However, more than 15 million acres of southeastern Utah’s magnificent lands and wildlife habitat are vulnerable to oil and gas development. The Wilderness Society is working to keep these uniquely American landscapes out of harm’s way.
Home to stunning places like Arches and Canyonlands national parks, Southeastern Utah has many special lands that need to be protected.
Our campaigns work to keep the most special wild areas permanently protected and to keep oil and gas drilling away from pristine areas.
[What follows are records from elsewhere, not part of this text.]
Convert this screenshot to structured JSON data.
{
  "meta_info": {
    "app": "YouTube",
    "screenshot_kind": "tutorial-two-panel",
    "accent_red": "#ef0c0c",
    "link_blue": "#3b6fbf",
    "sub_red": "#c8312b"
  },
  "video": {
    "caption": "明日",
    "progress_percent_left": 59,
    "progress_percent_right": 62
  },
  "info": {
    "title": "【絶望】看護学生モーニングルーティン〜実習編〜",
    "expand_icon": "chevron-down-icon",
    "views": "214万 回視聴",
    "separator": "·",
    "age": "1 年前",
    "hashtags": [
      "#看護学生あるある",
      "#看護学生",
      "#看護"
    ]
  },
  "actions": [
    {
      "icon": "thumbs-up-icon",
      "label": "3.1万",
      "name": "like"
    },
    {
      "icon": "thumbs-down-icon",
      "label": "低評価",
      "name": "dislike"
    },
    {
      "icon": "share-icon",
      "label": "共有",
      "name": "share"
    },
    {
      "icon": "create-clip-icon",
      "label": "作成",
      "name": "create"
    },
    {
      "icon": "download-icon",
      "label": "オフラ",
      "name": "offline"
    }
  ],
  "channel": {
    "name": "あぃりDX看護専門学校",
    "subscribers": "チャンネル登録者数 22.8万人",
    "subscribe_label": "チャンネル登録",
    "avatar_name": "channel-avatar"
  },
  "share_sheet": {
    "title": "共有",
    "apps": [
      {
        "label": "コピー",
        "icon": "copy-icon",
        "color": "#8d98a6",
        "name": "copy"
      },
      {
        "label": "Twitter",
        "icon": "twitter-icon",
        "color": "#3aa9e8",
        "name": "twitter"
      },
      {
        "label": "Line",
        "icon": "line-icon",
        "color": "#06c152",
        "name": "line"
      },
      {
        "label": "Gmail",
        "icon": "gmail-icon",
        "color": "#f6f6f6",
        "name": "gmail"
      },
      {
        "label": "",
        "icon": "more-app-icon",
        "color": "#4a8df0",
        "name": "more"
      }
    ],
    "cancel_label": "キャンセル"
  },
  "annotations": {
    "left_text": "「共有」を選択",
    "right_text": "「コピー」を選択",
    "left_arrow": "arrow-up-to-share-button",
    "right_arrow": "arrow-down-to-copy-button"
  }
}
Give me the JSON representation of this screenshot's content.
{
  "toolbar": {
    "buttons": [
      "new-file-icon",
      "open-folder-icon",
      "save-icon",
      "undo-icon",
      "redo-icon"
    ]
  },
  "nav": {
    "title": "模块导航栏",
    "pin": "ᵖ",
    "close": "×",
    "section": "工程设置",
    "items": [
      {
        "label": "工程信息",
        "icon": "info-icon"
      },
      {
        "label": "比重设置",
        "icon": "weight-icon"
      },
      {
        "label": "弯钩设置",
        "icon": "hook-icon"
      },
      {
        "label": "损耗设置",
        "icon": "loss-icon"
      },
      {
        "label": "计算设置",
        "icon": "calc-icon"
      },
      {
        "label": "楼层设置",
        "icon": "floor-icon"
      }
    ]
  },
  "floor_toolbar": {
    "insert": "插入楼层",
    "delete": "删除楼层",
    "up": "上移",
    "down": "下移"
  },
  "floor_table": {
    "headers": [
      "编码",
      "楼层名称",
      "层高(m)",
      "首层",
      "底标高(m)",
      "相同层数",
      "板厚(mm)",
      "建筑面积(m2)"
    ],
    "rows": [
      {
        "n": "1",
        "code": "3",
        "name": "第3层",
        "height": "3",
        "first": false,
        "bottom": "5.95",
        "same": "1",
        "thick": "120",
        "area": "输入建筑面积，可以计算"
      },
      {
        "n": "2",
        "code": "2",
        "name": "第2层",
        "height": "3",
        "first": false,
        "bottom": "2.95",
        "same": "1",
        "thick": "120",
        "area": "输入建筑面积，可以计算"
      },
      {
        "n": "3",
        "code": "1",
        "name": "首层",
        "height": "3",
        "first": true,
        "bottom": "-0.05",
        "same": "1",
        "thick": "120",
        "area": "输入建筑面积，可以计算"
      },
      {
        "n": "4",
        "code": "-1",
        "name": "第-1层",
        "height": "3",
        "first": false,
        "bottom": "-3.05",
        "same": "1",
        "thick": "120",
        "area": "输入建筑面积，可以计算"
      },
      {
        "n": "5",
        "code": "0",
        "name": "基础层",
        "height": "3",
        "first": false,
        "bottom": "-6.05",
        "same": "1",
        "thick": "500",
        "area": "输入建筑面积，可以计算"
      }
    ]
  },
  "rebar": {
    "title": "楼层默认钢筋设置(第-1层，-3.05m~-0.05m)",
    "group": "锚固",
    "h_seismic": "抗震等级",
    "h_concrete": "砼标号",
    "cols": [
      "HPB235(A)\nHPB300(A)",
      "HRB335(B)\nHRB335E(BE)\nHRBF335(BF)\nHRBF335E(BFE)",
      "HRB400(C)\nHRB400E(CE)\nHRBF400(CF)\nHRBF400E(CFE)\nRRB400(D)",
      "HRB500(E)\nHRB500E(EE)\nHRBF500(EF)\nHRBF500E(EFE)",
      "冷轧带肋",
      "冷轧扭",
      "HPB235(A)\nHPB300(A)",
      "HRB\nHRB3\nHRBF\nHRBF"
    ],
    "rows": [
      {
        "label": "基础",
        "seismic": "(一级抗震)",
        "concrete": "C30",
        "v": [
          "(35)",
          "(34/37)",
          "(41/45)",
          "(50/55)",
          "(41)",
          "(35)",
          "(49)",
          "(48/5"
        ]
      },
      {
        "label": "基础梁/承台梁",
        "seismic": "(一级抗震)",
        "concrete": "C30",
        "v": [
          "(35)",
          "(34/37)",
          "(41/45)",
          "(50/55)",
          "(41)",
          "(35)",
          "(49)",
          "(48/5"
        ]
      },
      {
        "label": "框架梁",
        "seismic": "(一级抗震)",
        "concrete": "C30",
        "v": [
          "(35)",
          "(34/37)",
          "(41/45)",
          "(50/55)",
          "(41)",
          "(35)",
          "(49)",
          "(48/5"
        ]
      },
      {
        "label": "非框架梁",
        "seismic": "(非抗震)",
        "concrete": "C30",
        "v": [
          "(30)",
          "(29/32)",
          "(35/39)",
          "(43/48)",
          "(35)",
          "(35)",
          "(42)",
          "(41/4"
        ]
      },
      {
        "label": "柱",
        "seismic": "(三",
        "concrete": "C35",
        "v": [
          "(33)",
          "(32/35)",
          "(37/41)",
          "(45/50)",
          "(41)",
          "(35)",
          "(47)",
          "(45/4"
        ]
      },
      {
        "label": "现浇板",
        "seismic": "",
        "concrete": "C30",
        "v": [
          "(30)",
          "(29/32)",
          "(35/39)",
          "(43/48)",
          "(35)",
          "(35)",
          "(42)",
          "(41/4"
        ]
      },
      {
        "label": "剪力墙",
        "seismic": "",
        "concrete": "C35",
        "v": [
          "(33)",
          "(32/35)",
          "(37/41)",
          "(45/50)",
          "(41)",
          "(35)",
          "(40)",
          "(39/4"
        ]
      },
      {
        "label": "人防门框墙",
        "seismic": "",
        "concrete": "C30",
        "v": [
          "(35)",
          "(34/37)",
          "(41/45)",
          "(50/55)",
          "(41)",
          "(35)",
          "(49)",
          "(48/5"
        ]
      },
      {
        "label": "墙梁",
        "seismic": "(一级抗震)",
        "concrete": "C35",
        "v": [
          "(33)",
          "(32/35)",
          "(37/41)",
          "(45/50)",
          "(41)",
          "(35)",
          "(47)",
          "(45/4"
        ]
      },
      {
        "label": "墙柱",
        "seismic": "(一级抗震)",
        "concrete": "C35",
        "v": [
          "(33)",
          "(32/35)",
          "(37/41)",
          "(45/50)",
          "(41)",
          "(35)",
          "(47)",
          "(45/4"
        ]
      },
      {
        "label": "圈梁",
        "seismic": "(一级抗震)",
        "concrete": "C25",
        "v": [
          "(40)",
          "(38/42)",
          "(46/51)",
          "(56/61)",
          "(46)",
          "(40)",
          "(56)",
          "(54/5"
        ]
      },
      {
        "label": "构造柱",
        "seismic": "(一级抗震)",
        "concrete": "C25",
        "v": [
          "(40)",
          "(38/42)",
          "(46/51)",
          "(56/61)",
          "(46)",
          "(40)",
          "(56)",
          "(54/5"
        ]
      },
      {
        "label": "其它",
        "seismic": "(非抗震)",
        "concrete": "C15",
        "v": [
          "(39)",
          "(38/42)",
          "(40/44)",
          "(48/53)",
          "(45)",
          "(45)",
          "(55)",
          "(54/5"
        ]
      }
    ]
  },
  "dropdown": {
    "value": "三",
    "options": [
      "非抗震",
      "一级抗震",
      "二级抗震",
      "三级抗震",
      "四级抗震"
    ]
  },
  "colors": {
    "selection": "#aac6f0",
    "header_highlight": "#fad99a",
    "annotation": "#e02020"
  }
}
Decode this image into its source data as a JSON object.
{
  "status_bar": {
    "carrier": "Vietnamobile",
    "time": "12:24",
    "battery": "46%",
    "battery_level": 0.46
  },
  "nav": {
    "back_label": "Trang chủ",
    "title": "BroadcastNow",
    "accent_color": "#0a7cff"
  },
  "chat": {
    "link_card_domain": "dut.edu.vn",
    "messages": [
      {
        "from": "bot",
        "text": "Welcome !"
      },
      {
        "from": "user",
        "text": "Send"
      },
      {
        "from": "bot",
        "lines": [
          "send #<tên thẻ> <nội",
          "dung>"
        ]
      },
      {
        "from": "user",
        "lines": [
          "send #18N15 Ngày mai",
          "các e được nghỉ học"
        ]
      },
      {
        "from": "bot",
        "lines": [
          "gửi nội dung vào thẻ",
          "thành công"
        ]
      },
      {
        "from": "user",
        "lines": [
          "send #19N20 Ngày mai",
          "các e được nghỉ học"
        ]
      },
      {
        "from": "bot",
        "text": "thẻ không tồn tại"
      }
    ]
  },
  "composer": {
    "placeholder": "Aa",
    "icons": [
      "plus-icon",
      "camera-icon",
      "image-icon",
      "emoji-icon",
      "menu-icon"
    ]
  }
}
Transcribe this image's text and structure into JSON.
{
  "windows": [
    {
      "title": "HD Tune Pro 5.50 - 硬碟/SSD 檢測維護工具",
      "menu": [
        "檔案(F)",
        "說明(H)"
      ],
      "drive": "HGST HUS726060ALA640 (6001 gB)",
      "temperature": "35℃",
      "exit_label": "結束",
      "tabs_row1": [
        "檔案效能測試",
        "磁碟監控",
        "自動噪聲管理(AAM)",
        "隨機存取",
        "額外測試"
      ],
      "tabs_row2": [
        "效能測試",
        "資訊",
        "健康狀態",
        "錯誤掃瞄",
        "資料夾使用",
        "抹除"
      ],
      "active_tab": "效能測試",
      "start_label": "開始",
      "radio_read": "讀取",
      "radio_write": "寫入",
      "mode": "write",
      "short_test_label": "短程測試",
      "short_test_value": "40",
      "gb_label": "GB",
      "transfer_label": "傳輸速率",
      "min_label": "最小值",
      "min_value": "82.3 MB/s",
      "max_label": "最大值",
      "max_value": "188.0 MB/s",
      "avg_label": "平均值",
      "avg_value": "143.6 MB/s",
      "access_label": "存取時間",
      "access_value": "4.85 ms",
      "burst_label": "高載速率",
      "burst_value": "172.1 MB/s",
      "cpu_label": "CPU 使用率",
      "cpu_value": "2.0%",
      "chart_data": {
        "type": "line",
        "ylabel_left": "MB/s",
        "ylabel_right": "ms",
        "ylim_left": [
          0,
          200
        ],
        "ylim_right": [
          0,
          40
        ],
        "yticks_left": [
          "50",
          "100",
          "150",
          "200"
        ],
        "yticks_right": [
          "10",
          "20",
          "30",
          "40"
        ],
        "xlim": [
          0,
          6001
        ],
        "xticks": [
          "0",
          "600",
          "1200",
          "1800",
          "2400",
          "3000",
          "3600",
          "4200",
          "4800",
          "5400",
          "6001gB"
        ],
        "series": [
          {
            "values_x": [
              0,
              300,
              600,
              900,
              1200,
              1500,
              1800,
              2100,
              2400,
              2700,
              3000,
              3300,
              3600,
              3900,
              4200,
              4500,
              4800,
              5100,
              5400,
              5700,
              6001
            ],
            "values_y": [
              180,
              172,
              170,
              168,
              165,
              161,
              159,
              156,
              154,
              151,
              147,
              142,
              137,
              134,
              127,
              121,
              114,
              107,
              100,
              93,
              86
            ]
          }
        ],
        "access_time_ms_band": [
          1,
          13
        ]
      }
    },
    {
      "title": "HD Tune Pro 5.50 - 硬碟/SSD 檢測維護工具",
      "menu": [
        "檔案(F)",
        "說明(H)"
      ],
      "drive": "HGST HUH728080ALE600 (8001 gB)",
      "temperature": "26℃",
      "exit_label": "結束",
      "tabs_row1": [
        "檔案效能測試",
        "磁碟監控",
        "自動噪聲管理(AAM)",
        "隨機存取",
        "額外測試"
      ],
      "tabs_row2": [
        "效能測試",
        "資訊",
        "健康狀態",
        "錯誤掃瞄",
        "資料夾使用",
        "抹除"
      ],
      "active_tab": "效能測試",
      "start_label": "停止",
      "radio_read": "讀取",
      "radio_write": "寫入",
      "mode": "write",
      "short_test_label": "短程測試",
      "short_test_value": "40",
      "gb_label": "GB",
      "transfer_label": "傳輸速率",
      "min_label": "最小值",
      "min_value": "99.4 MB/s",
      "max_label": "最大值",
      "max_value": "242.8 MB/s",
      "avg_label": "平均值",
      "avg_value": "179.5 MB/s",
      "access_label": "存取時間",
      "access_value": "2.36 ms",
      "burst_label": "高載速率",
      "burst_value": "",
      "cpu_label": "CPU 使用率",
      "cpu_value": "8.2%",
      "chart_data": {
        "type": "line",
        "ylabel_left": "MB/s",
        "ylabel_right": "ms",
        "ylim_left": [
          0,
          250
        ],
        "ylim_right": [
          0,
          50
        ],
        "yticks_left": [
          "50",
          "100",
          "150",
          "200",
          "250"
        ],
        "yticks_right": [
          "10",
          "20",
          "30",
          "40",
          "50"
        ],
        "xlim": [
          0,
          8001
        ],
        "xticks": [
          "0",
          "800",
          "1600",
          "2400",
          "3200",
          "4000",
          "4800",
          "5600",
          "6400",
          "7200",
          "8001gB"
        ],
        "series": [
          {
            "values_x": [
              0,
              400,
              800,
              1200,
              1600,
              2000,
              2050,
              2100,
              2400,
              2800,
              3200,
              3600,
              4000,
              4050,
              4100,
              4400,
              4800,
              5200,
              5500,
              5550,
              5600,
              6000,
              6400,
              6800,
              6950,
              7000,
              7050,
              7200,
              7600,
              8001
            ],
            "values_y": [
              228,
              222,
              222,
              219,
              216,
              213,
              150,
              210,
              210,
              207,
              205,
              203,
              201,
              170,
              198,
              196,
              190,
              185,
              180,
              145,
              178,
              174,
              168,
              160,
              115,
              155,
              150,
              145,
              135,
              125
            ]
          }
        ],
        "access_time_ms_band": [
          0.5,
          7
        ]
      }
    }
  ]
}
Our successes include protecting Grand Staircase-Escalante as a national monument.
We could not accomplish our conservation goals without the groups and communities that we work with in the state of Utah.
Wilderness is a precious resource with many human, natural and economic benefits that we need to protect.
Add your voice to important wilderness causes and take action to stop threats to our wildlands by joining our community of wilderness activists.
- Thursday, October 19, 2017
The U.S. Senate today failed to remove a provision for its budget resolution that is designed to open the Arctic National Wildlife Refuge to oil and gas drilling after decades of bipartisan support
- Tuesday, October 17, 2017
Jamie Williams, president of The Wilderness Society, issued this statement:
“We are saddened by the passing of Bill Turnage earlier this week. Bill served as executive director of The Wilderness Society from 1978 to 1986, a transformative period in our organization’s history.
- Friday, October 13, 2017
The Wilderness Society commends Senator Kamala Harris (D-CA) and Congressman Salud Carbajal (D-CA 24) for their courage and foresight in seeking protections for wildlands stretching across California’s rugged and scenic Central Coast. At a time when America’s shared public lands are under attack, these leaders are taking action to preserve critical natural resources, native plant and wildlife habitat, and access to nature for generations to come.